3d printing is one of the most talked about emerging technologies of our time, and for good reason. While it isn’t the universal cure-all to manufacturing and technology that some tout it as, it is absolutely a game changer. Additive manufacturing is more efficient in materials and energy than standard manufacturing, as well as being able to produce complicated internal structures. It’s much slower, but that doesn’t change the capabilities that it adds.
Since the dawn of 3d printing people have been wondering: how long until someone prints out a gun? It’s a nightmare for proponents of gun control at first glance, although in reality it wouldn’t be that much easier than producing a very rudimentary WWII style ‘zip-gun’. In January of this year, after a number of setbacks in mid through late 2012, Defense Distributed printed out an ammunition magazine for an AR, and successfully fired 86 rounds before it suffered mechanical failure.
This immediately caused engineers, policy-makers, and the public to sit up and take note. In May, Defense Distributed released the STL files for the first 3d printed gun on their website-and were immediately challenged by the U.S. Department of State.
The real difference between a 3d printed gun and a home manufactured gun isn’t in the here and now-3d printers still require knowledge to set up and use. But in future years, it won’t be rare for there to be 3d printers that require minimal engineering knowledge to use with the printing capabilities necessary to print out a gun.
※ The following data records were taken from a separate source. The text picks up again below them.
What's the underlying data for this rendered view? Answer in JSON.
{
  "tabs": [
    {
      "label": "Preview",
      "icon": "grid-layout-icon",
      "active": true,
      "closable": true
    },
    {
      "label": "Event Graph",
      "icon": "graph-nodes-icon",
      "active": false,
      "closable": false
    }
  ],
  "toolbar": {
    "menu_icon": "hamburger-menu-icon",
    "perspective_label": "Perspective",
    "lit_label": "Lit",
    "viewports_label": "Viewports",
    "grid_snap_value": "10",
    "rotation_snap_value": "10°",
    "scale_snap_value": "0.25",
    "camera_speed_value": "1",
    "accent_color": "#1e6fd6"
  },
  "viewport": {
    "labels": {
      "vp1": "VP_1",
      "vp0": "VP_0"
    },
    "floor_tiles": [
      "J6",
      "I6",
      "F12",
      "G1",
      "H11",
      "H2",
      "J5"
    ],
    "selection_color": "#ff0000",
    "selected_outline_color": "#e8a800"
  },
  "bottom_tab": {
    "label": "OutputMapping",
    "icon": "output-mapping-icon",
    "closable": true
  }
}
Policymakers are taking it into account, and there have been uneasy murmurs about the legal status of 3d printers.
Prokalkeo is of the opinion that informed policy decisions need to be made, and we’ve done research on this field (if you wish to contact us for more information). Until then, we will track what’s happening and predict what will happen next in this fascinating evolution of DIY manufacturing, and weapons policy.
More information can be found at
Defense Distributed: http://defdist.org/